Types of Corn and When is Corn Season across the World. All you need to know about Corn varieties, where and when to peak.
Corn is a New World food, and Europeans didn’t enjoy it until after Columbus sailed the ocean blue. In Europe, they call corn maize, which comes from the American-Indian word mahiz.
Many Americans toss all but the corn kernels, but the entire plant has household uses: the husks work for tamales, cobs can thicken stocks and the stalks are great for animal feed. Some folks even make medicinal teas from the corn silk.
When is Corn Season and When is Corn Ready to Harvest
Peak season lasts from May through September. Corn is ready for harvest about 20 days after the silk first appears.
Corn grows in a rainbow of colors — from yellow to purple to white to brown and some multicolored. The two most popular types are white and yellow. The different varieties all have fun names, too! “Silver Queen” is a sweet corn with white kernels and a creamy texture. “Tuxedo” is another variety of sweet corn that is yellow with 8-inch ears. “Temptation” is one of the most popular varieties of sweet corn and is typically eaten on the cob and has narrow 7-inch ears with bi-color kernels.
Peak season lasts from May through September. Because sweet corn is grown in all 50 states, you can easily find it at your farmers’ markets or corner farm stand. In fact, 40% of the world’s corn comes from the U.S. and half of that goes to feeding livestock. Canada, China and Brazil are also big corn growers. Beyond just animal feed or corn on the cob, corn byproducts go into creating bourbon, corn oil, cornstarch and, of course, the infamous high fructose corn syrup.

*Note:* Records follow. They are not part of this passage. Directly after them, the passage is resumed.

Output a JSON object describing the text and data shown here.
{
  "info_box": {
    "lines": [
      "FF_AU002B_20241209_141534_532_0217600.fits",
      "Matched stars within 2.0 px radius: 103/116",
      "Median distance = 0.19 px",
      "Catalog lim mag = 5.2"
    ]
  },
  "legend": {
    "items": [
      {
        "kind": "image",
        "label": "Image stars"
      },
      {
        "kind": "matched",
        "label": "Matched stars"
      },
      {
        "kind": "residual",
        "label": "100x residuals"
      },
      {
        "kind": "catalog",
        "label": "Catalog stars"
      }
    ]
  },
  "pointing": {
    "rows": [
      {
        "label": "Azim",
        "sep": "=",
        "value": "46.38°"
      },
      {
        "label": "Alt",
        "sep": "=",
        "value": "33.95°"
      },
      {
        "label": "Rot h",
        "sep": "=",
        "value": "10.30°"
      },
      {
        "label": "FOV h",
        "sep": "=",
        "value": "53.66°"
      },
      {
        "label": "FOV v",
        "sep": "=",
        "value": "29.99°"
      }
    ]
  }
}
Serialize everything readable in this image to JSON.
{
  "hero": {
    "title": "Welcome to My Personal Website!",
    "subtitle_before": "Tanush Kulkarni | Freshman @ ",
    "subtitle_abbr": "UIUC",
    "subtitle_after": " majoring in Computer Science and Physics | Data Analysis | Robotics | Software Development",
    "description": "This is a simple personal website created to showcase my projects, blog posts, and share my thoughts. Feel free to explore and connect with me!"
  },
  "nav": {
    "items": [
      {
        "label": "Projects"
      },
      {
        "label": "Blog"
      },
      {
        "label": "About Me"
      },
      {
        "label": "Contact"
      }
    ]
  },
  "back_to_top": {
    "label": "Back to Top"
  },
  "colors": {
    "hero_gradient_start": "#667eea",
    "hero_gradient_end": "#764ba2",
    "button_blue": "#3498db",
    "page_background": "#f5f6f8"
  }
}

Corn is a starchy vegetable (technically, the kernel is a grain), which makes it higher in calories than other veggies; calorie-wise, it’s similar to grains such as rice. One cup of cooked corn contains 130 calories and 1.8 grams of fat.
It’s an excellent source of thiamin, a B-vitamin that helps produce energy, and a good source of fiber, protein, vitamin C and potassium.
It’s also packed with lutein, saponins, and maizenic acid — all phytochemicals that have been associated with heart health and cancer prevention. Corn also contains yellow carotenoid pigments, including eye-protecting antioxidant zeaxanthin.
TYPES OF CORN
There are six types of corn kernels: flint, flour, dent, pop, sweet, and waxy. Flour corn is mostly grown in the Andean region of South America and is used to make corn flour. Waxy corn is grown in China and has a texture that is more like glutinous rice. Grab some butter and salt, and let’s look at some of the different types of corn and how a few farmers are trying to keep corn diversity alive.
Some can fall under other classifications, so be careful about which ones share the same characteristics.
Let’s go over them one by one.